I will not tell you about my abortion because it is none of your business. But I will tell you that the baby was wanted. I will tell you that the decision to abort in the late stage was made by me, with my husband, and with the advice of my doctor, who discovered the circumstance that made my path clear. I will also tell you that because my doctor was at a hospital that was funded by a university, the abortion could not take place there. That my doctor who had guided me through an already high risk pregnancy would not be there to support me. That I was sent to a clinic that did not have a posted address or identifying signage because of the very real risk of violence.
That my husband and I sat in the waiting area in silence with three other young couples who wished to be parents who were heartbroken and weary. That I was required to drive forty-five minutes in each direction for three days while my cervix was dilated to prepare for the abortion. That when the procedure was completed, and I was able to return home, my mother in-law, a Catholic, greeted me and held me saying that she was grateful for my bravery. That our rabbi supported us and that the remains of the baby were buried.
I am a writer of fiction and skilled in finding the heart of the matter. I considered then that I might someday testify about the details not shared here.
But I remembered that speaking to a panel of men, as Anita Hill and Christine Blasey Ford did, might require that I appear either resolute or fragile as women are expected to when conveying important information. And although my story is filled with such details that might evoke sympathy or shock or might remind the men on the panel of their daughters or wives. I was not willing to display my heartache in an attempt to move them or change their minds.
That it was a betrayal of the truth to make use of these emotions to get through to them.
Because my personal story should not matter. The fact of my decision is all that should matter. I am an adult. I am a citizen. I was by definition qualified to be a mother. And if I am equal in this country my decision should be enough. There are a dozen reasons why a woman may choose to abort. No woman should be required to share her story in order to convince those who imagine they are owed an explanation.
The explanation is that this was my private and personal decision to end a pregnancy. If I am a full citizen of this country, my right to choose is mine.
Many of us have lost sleep over the direction our country has taken. I think moment to moment of women and girls who will risk losing access to a safe, legal, protected abortion. I offer my story here with the understanding that we must prepare to take care of each other.

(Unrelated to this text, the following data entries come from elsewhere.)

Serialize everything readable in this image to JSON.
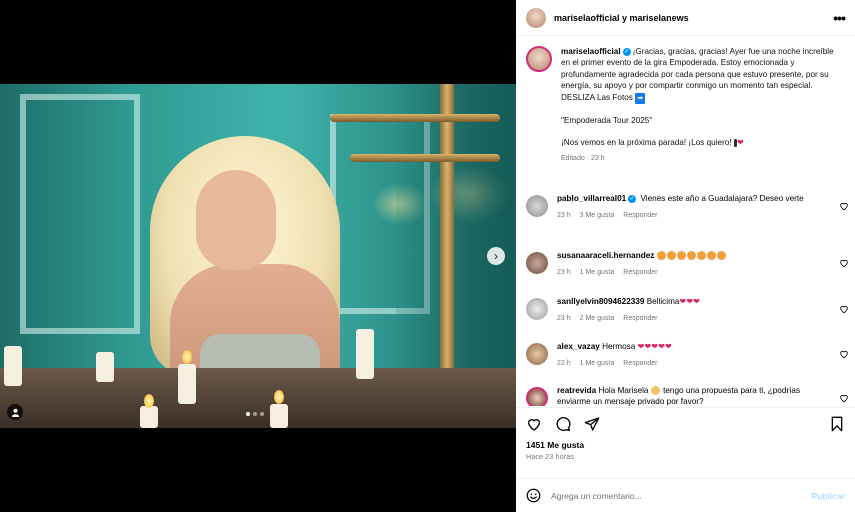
{
  "post": {
    "header_title": "mariselaofficial y mariselanews",
    "more_label": "•••"
  },
  "caption": {
    "username": "mariselaofficial",
    "lines": [
      "¡Gracias, gracias, gracias! Ayer fue una noche increíble en el primer evento de la gira Empoderada. Estoy emocionada y profundamente agradecida por cada persona que estuvo presente, por su energía, su apoyo y por compartir conmigo un momento tan especial. DESLIZA Las Fotos",
      "\"Empoderada Tour 2025\"",
      "¡Nos vemos en la próxima parada! ¡Los quiero!"
    ],
    "arrow": "➡",
    "emoji_end": "❤",
    "meta": "Editado · 23 h"
  },
  "comments": [
    {
      "username": "pablo_villarreal01",
      "verified": true,
      "text": "Vienes este año a Guadalajara? Deseo verte",
      "time": "23 h",
      "likes": "3 Me gusta",
      "reply": "Responder"
    },
    {
      "username": "susanaaraceli.hernandez",
      "verified": false,
      "text": "",
      "emoji_count": 7,
      "time": "23 h",
      "likes": "1 Me gusta",
      "reply": "Responder"
    },
    {
      "username": "sanllyelvin8094622339",
      "verified": false,
      "text": "Bellicima",
      "hearts": "❤❤❤",
      "time": "23 h",
      "likes": "2 Me gusta",
      "reply": "Responder"
    },
    {
      "username": "alex_vazay",
      "verified": false,
      "text": "Hermosa",
      "hearts": "❤❤❤❤❤",
      "time": "22 h",
      "likes": "1 Me gusta",
      "reply": "Responder"
    },
    {
      "username": "reatrevida",
      "verified": false,
      "text": "Hola Marisela",
      "text2": "tengo una propuesta para ti, ¿podrías enviarme un mensaje privado por favor?",
      "time": "",
      "likes": "",
      "reply": ""
    }
  ],
  "stats": {
    "likes": "1451 Me gusta",
    "time": "Hace 23 horas"
  },
  "composer": {
    "placeholder": "Agrega un comentario...",
    "publish": "Publicar"
  },
  "colors": {
    "accent": "#0095f6",
    "heart": "#e0245e",
    "muted": "#737373"
  },
  "icons": [
    "heart-icon",
    "comment-icon",
    "share-icon",
    "bookmark-icon",
    "emoji-icon",
    "more-icon",
    "chevron-right-icon",
    "user-tag-icon",
    "verified-badge-icon"
  ]
}
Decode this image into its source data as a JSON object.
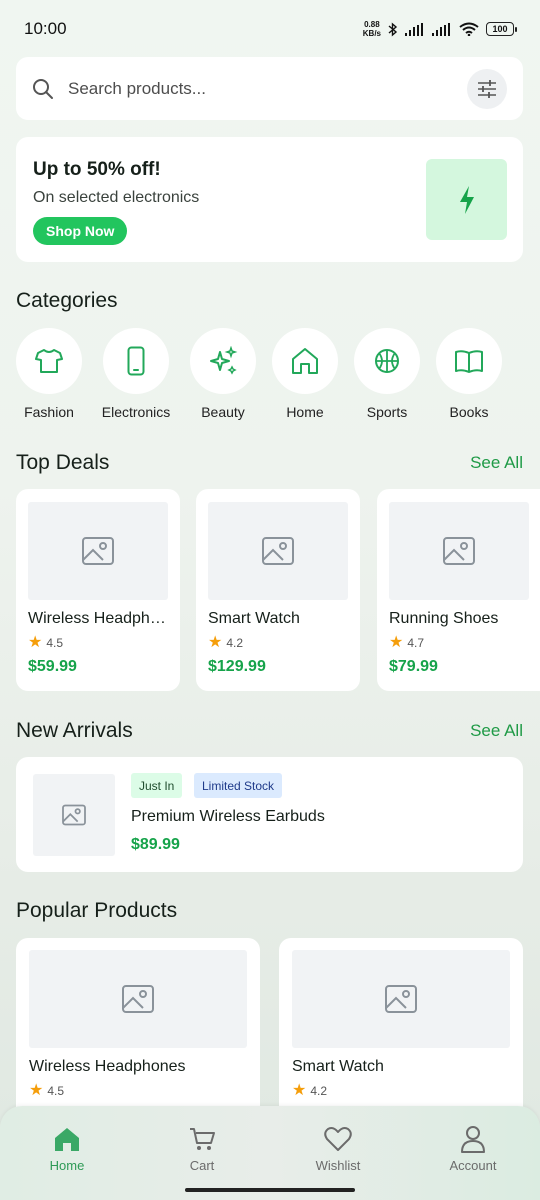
{
  "status": {
    "time": "10:00",
    "net_speed_value": "0.88",
    "net_speed_unit": "KB/s",
    "battery": "100"
  },
  "search": {
    "placeholder": "Search products..."
  },
  "promo": {
    "title": "Up to 50% off!",
    "subtitle": "On selected electronics",
    "button": "Shop Now"
  },
  "sections": {
    "categories": "Categories",
    "top_deals": "Top Deals",
    "new_arrivals": "New Arrivals",
    "popular": "Popular Products",
    "see_all": "See All"
  },
  "categories": [
    {
      "label": "Fashion",
      "icon": "tshirt-icon"
    },
    {
      "label": "Electronics",
      "icon": "smartphone-icon"
    },
    {
      "label": "Beauty",
      "icon": "sparkles-icon"
    },
    {
      "label": "Home",
      "icon": "house-icon"
    },
    {
      "label": "Sports",
      "icon": "basketball-icon"
    },
    {
      "label": "Books",
      "icon": "book-icon"
    }
  ],
  "top_deals": [
    {
      "name": "Wireless Headphones",
      "rating": "4.5",
      "price": "$59.99"
    },
    {
      "name": "Smart Watch",
      "rating": "4.2",
      "price": "$129.99"
    },
    {
      "name": "Running Shoes",
      "rating": "4.7",
      "price": "$79.99"
    }
  ],
  "new_arrival": {
    "tags": [
      "Just In",
      "Limited Stock"
    ],
    "name": "Premium Wireless Earbuds",
    "price": "$89.99"
  },
  "popular": [
    {
      "name": "Wireless Headphones",
      "rating": "4.5"
    },
    {
      "name": "Smart Watch",
      "rating": "4.2"
    }
  ],
  "nav": [
    {
      "label": "Home",
      "icon": "home-icon",
      "active": true
    },
    {
      "label": "Cart",
      "icon": "cart-icon",
      "active": false
    },
    {
      "label": "Wishlist",
      "icon": "heart-icon",
      "active": false
    },
    {
      "label": "Account",
      "icon": "person-icon",
      "active": false
    }
  ],
  "colors": {
    "accent": "#22c55e",
    "price": "#16a34a",
    "see_all": "#1f9a46",
    "star": "#f59e0b"
  }
}
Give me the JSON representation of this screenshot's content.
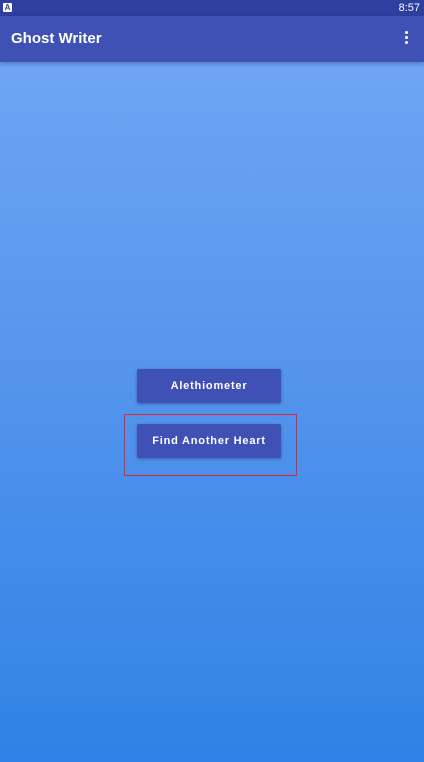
{
  "status_bar": {
    "app_icon_letter": "A",
    "time": "8:57"
  },
  "app_bar": {
    "title": "Ghost Writer",
    "overflow_icon": "more-vert-icon"
  },
  "main": {
    "buttons": [
      {
        "label": "Alethiometer"
      },
      {
        "label": "Find Another Heart"
      }
    ]
  },
  "colors": {
    "status_bar": "#2f3fa0",
    "app_bar": "#3f51b5",
    "button": "#3f51b5",
    "background_top": "#74a9f6",
    "background_bottom": "#2f82e6",
    "highlight": "#e0282b"
  }
}
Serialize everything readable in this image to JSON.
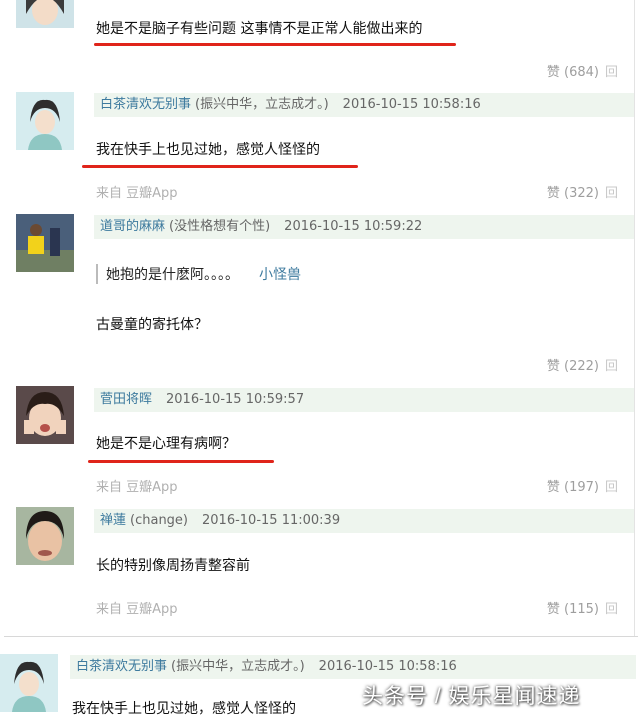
{
  "comments": [
    {
      "text": "她是不是脑子有些问题 这事情不是正常人能做出来的",
      "likes_label": "赞 (684)",
      "more_label": "回"
    },
    {
      "author": "白茶清欢无别事",
      "signature": "(振兴中华，立志成才。)",
      "time": "2016-10-15 10:58:16",
      "text": "我在快手上也见过她，感觉人怪怪的",
      "source": "来自 豆瓣App",
      "likes_label": "赞 (322)",
      "more_label": "回"
    },
    {
      "author": "道哥的麻麻",
      "signature": "(没性格想有个性)",
      "time": "2016-10-15 10:59:22",
      "quote_text": "她抱的是什麽阿。。。。",
      "quote_author": "小怪兽",
      "text": "古曼童的寄托体？",
      "likes_label": "赞 (222)",
      "more_label": "回"
    },
    {
      "author": "菅田将晖",
      "time": "2016-10-15 10:59:57",
      "text": "她是不是心理有病啊？",
      "source": "来自 豆瓣App",
      "likes_label": "赞 (197)",
      "more_label": "回"
    },
    {
      "author": "禅蓮",
      "signature": "(change)",
      "time": "2016-10-15 11:00:39",
      "text": "长的特别像周扬青整容前",
      "source": "来自 豆瓣App",
      "likes_label": "赞 (115)",
      "more_label": "回"
    },
    {
      "author": "白茶清欢无别事",
      "signature": "(振兴中华，立志成才。)",
      "time": "2016-10-15 10:58:16",
      "text": "我在快手上也见过她，感觉人怪怪的"
    }
  ],
  "watermark": "头条号 / 娱乐星闻速递",
  "colors": {
    "author_link": "#3d7a9e",
    "meta_bar_bg": "#eef5ee",
    "underline": "#e0241a",
    "muted": "#b0b0b0"
  }
}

Even while it was legal, abortion has too often been treated as everything but health care. Going forward, we need to remain lucid. We deserve, in all areas, the respect and equality to make the decision to end a pregnancy without the interference of the state. We deserve safe, legal abortion in cases of being a person with a uterus. It is nobody’s business but our own.
Racelle Rosett writes for TV and print. Her short story “The Unveiling” won the 2011 Lilith Fiction Prize